=== Section Start ===

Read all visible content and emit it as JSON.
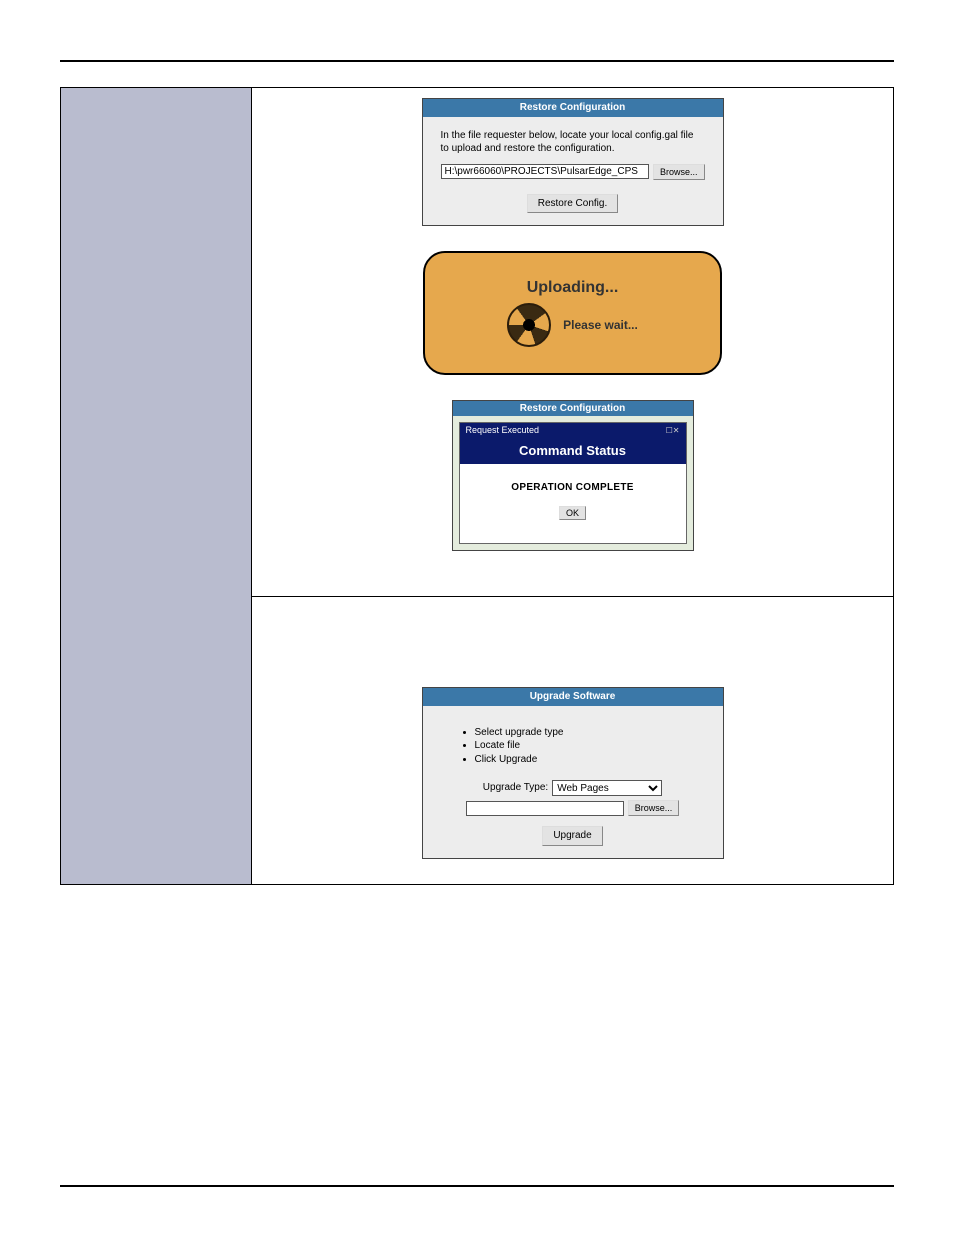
{
  "restore_panel": {
    "title": "Restore Configuration",
    "instruction": "In the file requester below, locate your local config.gal file to upload and restore the configuration.",
    "file_value": "H:\\pwr66060\\PROJECTS\\PulsarEdge_CPS",
    "browse_label": "Browse...",
    "restore_label": "Restore Config."
  },
  "uploading": {
    "title": "Uploading...",
    "wait": "Please wait..."
  },
  "command_status": {
    "panel_title": "Restore Configuration",
    "req_label": "Request Executed",
    "title": "Command Status",
    "message": "OPERATION COMPLETE",
    "ok_label": "OK"
  },
  "upgrade_panel": {
    "title": "Upgrade Software",
    "step1": "Select upgrade type",
    "step2": "Locate file",
    "step3": "Click Upgrade",
    "type_label": "Upgrade Type:",
    "type_value": "Web Pages",
    "file_value": "",
    "browse_label": "Browse...",
    "upgrade_label": "Upgrade"
  }
}
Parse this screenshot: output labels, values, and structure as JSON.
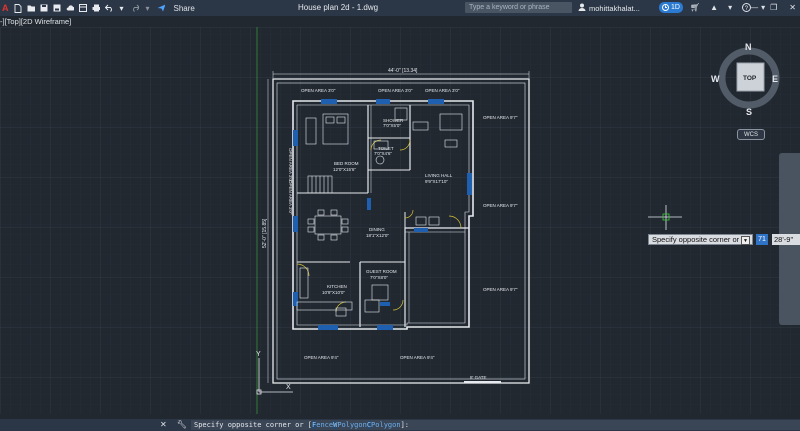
{
  "titlebar": {
    "app_logo": "A",
    "share_label": "Share",
    "document_title": "House plan 2d - 1.dwg",
    "search_placeholder": "Type a keyword or phrase",
    "user_name": "mohittakhalat...",
    "clock_badge": "1D"
  },
  "viewport": {
    "label": "-][Top][2D Wireframe]"
  },
  "viewcube": {
    "top": "TOP",
    "north": "N",
    "south": "S",
    "east": "E",
    "west": "W",
    "wcs": "WCS"
  },
  "drawing": {
    "width_dim": "44'-0\" [13.34]",
    "height_dim": "52'-0\" [15.85]",
    "open_areas": {
      "top_left": "OPEN AREA 3'0\"",
      "top_mid": "OPEN AREA 3'0\"",
      "top_right": "OPEN AREA 3'0\"",
      "left_upper": "OPEN AREA 3'0\"",
      "left_lower": "OPEN AREA 3'0\"",
      "right_1": "OPEN AREA 9'7\"",
      "right_2": "OPEN AREA 9'7\"",
      "right_3": "OPEN AREA 9'7\"",
      "bottom_left": "OPEN AREA 9'4\"",
      "bottom_right": "OPEN AREA 9'4\""
    },
    "rooms": {
      "shower": "SHOWER",
      "shower_size": "7'0\"X5'0\"",
      "toilet": "TOILET",
      "toilet_size": "7'0\"X4'6\"",
      "bedroom": "BED ROOM",
      "bedroom_size": "12'0\"X15'6\"",
      "living": "LIVING HALL",
      "living_size": "9'9\"X17'10\"",
      "dining": "DINING",
      "dining_size": "18'1\"X12'0\"",
      "guest": "GUEST ROOM",
      "guest_size": "7'0\"X8'0\"",
      "kitchen": "KITCHEN",
      "kitchen_size": "10'9\"X10'0\""
    },
    "gate": "8' GATE",
    "ucs_y": "Y",
    "ucs_x": "X"
  },
  "cursor": {
    "tooltip": "Specify opposite corner or",
    "input_1": "71",
    "input_2": "28'-9\""
  },
  "command_line": {
    "prefix": "Specify opposite corner or [",
    "fence_key": "F",
    "fence_rest": "ence ",
    "wpoly_key": "W",
    "wpoly_rest": "Polygon ",
    "cpoly_key": "C",
    "cpoly_rest": "Polygon",
    "suffix": "]:"
  }
}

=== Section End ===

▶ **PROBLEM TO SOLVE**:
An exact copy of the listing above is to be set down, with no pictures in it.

▶ **RESPONSE TO THIS TASK**:
Read all visible content and emit it as JSON.
{
  "restore_panel": {
    "title": "Restore Configuration",
    "instruction": "In the file requester below, locate your local config.gal file to upload and restore the configuration.",
    "file_value": "H:\\pwr66060\\PROJECTS\\PulsarEdge_CPS",
    "browse_label": "Browse...",
    "restore_label": "Restore Config."
  },
  "uploading": {
    "title": "Uploading...",
    "wait": "Please wait..."
  },
  "command_status": {
    "panel_title": "Restore Configuration",
    "req_label": "Request Executed",
    "title": "Command Status",
    "message": "OPERATION COMPLETE",
    "ok_label": "OK"
  },
  "upgrade_panel": {
    "title": "Upgrade Software",
    "step1": "Select upgrade type",
    "step2": "Locate file",
    "step3": "Click Upgrade",
    "type_label": "Upgrade Type:",
    "type_value": "Web Pages",
    "file_value": "",
    "browse_label": "Browse...",
    "upgrade_label": "Upgrade"
  }
}
Parse this screenshot: output labels, values, and structure as JSON.
{
  "titlebar": {
    "app_logo": "A",
    "share_label": "Share",
    "document_title": "House plan 2d - 1.dwg",
    "search_placeholder": "Type a keyword or phrase",
    "user_name": "mohittakhalat...",
    "clock_badge": "1D"
  },
  "viewport": {
    "label": "-][Top][2D Wireframe]"
  },
  "viewcube": {
    "top": "TOP",
    "north": "N",
    "south": "S",
    "east": "E",
    "west": "W",
    "wcs": "WCS"
  },
  "drawing": {
    "width_dim": "44'-0\" [13.34]",
    "height_dim": "52'-0\" [15.85]",
    "open_areas": {
      "top_left": "OPEN AREA 3'0\"",
      "top_mid": "OPEN AREA 3'0\"",
      "top_right": "OPEN AREA 3'0\"",
      "left_upper": "OPEN AREA 3'0\"",
      "left_lower": "OPEN AREA 3'0\"",
      "right_1": "OPEN AREA 9'7\"",
      "right_2": "OPEN AREA 9'7\"",
      "right_3": "OPEN AREA 9'7\"",
      "bottom_left": "OPEN AREA 9'4\"",
      "bottom_right": "OPEN AREA 9'4\""
    },
    "rooms": {
      "shower": "SHOWER",
      "shower_size": "7'0\"X5'0\"",
      "toilet": "TOILET",
      "toilet_size": "7'0\"X4'6\"",
      "bedroom": "BED ROOM",
      "bedroom_size": "12'0\"X15'6\"",
      "living": "LIVING HALL",
      "living_size": "9'9\"X17'10\"",
      "dining": "DINING",
      "dining_size": "18'1\"X12'0\"",
      "guest": "GUEST ROOM",
      "guest_size": "7'0\"X8'0\"",
      "kitchen": "KITCHEN",
      "kitchen_size": "10'9\"X10'0\""
    },
    "gate": "8' GATE",
    "ucs_y": "Y",
    "ucs_x": "X"
  },
  "cursor": {
    "tooltip": "Specify opposite corner or",
    "input_1": "71",
    "input_2": "28'-9\""
  },
  "command_line": {
    "prefix": "Specify opposite corner or [",
    "fence_key": "F",
    "fence_rest": "ence ",
    "wpoly_key": "W",
    "wpoly_rest": "Polygon ",
    "cpoly_key": "C",
    "cpoly_rest": "Polygon",
    "suffix": "]:"
  }
}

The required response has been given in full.